As you can see, the jib seems to contribute much more (relatively) to boatspeed than the mainsail, but don«t get it wrong: it only does this because it is working in conjunction with the main. In fact, the jib is receiving a strong "lift" from the main, while the mainsail is experiencing a bad header due to the jib (the jib, after all, is in a "safe leeward position"). Take the main out, and the jib will lose its magic. Note how very small the actual driving force pulling the boat forward is, some 22 kilos. In this light, it is easy to understand, how important every little detail, from aerodynamic clothing to an open bailer or dragging spinnaker sheet, not to mention hitting a wave badly, is to getting the maximum out of your boat.

470 Main & Jib

Pressure difference at

* apparent wind speed 8 m/s
* apparent wind angle 23 degrees

For the purpose of the calculation, the sails are divided into approximately 100 elements each. Different shades/colours represent a different surface pressure according to the table on the left. You can tell from the colours that the pressure is far greater in the upper part of the sails, and even more so in the jib than the mainsail. This is partly due to the triangular shape of the sails, and partly to the intensional shaping of the sails to minimize vortex induced drag.

The jib represents 40% of the total force of the sails, although it is only 30% of the area. Nearly 50% of the forward drive comes from the tiny jib.

 

 

Flow velocity on the leeward side

The difference in flow velocity on the windward & the leeward sides creates the pressure difference. The pressure difference is the cause of the driving & heeling forces excerted by the rig onto the hull. Here we can see the calculated flow velocity on the leeward surface of the sails , in a free stream velocity (apparent wind speed) of 8 m/s.

A flowchart such as this gives the saildesigner a wealth of useful information. You can see, how the flow is accelerated on the surface of both sails so that the speed of the flow is nearly everywhere greater than the wind speed.

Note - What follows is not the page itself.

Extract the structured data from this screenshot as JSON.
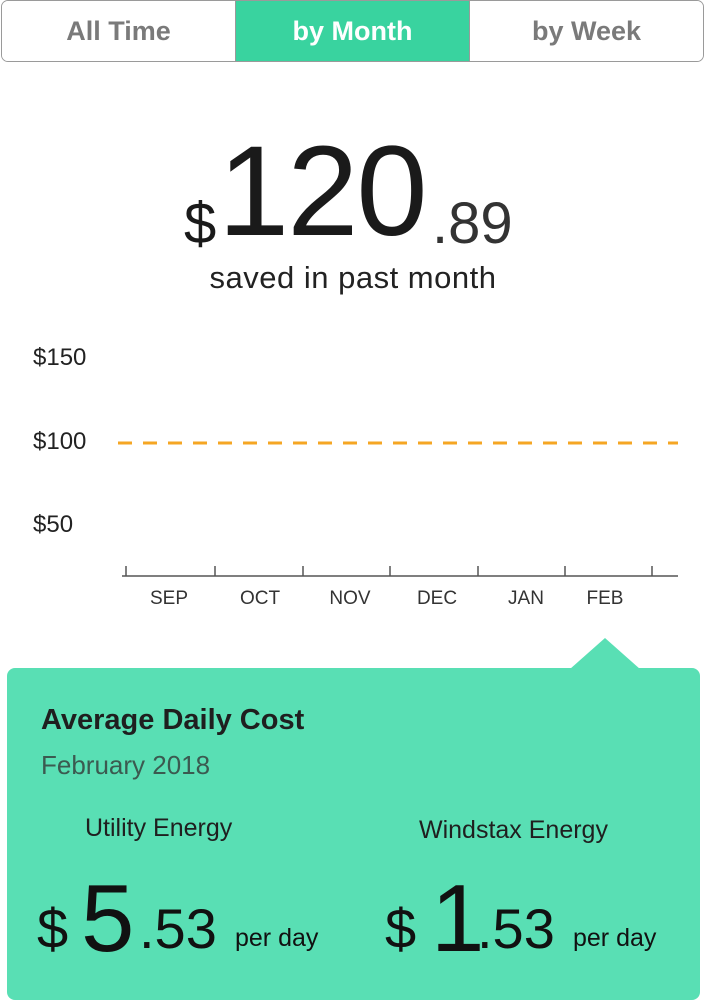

Near the head of the sails the speed is almost doubled, ie. 14-15 m/s. The influence of the jib can clearly be seen on the main surface - the flow is decelerated in the slot between the two sails, not accelerated, as you often hear claimed.

The velocity on the surface of the jib is larger than on the main, and even in most of the leech area it is higher than the wind speed. As a result, the flow is less prone to "separate", and thus the jib can produce a greater drive in conjunction with than mainsail than it would alone. The flow separates, if it is forced to slow down too much too fast. The jib maintains higher velocities all the way down, because the foot lies on the deck, while in case of the mainsail, the pressure difference tends to even out under the boom, thus making the lower part of the sail less efficient.

The flow has to slow down to the free stream speed in the leech of the mainsail, which makes it prone to separation. Separation always occurs first in the head of the sails, where acceleration & the following deceleration is big. In the front part of the main, flow velocity is nearly the same as wind speed - there«s hardly any pressure difference, the sail is close to backwinding.

Although calculations such as these give a wealth of useful information to the saildesigner, it would be wrong to expect a miracle shape to come out of the computer as a result. We can only optimize the sails for one given wind condition at the time - and although we can simulate mast bend and forestay sag in the computer, the true art and skill of the sailmaker comes out in the intricate balance between the seam-induced, moulded shape and the luff curve shape, combined with the rig characteristics and the fabric strech, to produce a suit of sails versatile enough to power the boat from the lightest zephyrs to the choppy seas in heavy breezes. So, even in this computer-age, the ultimate proving ground of a new suit of sails remains the race course, the way it should be.

Copyright © 1995 WB-Sails Ltd. All rights reserved.